>>>>
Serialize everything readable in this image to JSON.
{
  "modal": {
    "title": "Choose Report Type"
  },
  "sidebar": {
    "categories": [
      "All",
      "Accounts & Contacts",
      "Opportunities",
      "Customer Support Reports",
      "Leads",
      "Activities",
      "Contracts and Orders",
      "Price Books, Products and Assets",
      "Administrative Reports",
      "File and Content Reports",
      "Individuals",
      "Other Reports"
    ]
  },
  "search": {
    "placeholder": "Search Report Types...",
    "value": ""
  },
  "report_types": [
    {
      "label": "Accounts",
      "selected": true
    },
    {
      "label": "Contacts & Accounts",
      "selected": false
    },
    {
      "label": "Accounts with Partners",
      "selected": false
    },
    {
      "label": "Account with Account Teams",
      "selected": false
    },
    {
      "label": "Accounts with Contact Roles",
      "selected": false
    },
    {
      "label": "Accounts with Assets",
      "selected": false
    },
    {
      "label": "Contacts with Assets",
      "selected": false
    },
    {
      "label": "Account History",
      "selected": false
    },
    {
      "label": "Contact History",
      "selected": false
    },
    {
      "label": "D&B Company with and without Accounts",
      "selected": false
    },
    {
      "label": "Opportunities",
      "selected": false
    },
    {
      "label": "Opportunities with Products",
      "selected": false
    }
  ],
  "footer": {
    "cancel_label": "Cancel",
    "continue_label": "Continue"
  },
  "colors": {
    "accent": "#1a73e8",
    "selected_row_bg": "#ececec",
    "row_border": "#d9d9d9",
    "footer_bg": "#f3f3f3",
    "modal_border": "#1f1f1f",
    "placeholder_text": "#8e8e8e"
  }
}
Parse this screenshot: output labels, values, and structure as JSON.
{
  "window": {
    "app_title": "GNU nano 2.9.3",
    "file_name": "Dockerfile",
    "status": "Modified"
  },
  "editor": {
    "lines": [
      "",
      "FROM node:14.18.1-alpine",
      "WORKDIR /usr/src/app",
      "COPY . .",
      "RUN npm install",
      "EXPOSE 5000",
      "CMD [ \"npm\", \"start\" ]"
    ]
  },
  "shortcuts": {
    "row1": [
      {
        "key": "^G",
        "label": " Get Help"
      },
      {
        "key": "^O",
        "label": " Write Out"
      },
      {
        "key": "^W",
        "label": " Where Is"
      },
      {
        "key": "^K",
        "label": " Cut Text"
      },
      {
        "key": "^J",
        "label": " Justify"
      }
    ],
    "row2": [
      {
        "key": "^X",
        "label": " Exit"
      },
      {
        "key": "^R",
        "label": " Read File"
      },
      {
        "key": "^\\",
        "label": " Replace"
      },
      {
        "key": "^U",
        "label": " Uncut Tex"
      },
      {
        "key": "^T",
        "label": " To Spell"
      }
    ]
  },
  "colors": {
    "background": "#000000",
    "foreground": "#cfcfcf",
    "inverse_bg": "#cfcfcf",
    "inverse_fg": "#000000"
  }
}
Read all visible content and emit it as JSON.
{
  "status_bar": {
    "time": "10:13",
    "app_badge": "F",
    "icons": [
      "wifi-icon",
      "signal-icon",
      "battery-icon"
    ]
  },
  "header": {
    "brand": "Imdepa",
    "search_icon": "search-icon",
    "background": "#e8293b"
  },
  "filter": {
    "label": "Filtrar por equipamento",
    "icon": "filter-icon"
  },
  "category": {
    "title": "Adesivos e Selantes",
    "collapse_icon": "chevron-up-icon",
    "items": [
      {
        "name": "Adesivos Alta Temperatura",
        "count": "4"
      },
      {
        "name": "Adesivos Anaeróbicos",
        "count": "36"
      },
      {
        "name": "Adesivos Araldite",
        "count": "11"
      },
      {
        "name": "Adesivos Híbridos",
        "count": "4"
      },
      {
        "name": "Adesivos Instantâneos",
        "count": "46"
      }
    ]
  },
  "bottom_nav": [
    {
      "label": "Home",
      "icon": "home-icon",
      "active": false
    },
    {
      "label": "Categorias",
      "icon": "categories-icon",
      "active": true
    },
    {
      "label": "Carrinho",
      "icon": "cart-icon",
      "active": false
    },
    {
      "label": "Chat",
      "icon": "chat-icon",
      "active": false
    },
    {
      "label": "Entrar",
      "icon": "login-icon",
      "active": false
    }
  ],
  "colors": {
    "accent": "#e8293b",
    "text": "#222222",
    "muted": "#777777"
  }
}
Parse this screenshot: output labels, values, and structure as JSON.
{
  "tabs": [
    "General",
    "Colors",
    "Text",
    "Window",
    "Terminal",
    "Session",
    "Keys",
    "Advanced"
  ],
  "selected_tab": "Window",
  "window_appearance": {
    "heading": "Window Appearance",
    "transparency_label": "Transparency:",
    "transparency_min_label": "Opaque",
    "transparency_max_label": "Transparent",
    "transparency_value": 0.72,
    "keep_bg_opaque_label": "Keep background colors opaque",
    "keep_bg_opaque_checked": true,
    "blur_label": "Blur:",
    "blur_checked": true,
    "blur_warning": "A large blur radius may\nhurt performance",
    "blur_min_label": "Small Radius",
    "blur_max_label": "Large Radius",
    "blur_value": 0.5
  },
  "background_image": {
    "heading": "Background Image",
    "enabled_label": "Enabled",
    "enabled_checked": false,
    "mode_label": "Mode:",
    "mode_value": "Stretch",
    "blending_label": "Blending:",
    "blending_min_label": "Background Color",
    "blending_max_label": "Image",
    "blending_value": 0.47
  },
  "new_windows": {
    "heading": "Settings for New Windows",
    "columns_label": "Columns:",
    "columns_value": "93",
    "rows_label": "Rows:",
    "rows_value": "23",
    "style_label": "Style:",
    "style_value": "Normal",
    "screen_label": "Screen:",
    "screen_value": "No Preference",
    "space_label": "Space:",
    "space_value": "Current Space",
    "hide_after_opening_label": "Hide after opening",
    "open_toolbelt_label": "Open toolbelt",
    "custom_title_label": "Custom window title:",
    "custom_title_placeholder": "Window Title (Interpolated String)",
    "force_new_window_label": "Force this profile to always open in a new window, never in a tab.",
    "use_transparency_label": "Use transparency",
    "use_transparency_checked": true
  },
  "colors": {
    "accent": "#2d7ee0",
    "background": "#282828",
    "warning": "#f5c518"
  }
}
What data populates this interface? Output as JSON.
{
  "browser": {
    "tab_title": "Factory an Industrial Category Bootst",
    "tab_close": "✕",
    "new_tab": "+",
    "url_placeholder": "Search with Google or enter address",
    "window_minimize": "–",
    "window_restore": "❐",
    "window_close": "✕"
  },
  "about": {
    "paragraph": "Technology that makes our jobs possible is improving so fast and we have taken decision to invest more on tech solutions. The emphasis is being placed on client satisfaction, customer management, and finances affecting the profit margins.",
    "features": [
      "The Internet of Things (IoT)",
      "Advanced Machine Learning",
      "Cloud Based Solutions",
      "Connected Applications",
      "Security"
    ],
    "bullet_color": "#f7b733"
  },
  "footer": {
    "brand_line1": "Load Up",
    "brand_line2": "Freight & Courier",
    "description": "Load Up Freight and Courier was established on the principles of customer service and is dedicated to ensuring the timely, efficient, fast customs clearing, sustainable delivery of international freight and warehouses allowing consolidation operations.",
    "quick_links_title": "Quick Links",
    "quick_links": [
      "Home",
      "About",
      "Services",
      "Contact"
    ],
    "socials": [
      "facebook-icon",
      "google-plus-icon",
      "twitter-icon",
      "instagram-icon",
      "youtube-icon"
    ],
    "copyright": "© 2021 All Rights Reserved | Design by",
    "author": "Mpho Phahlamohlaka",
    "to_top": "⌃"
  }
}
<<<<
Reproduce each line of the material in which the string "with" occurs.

      "label": "Accounts with Partners",
      "label": "Account with Account Teams",
      "label": "Accounts with Contact Roles",
      "label": "Accounts with Assets",
      "label": "Contacts with Assets",
      "label": "D&B Company with and without Accounts",
      "label": "Opportunities with Products",
    "url_placeholder": "Search with Google or enter address",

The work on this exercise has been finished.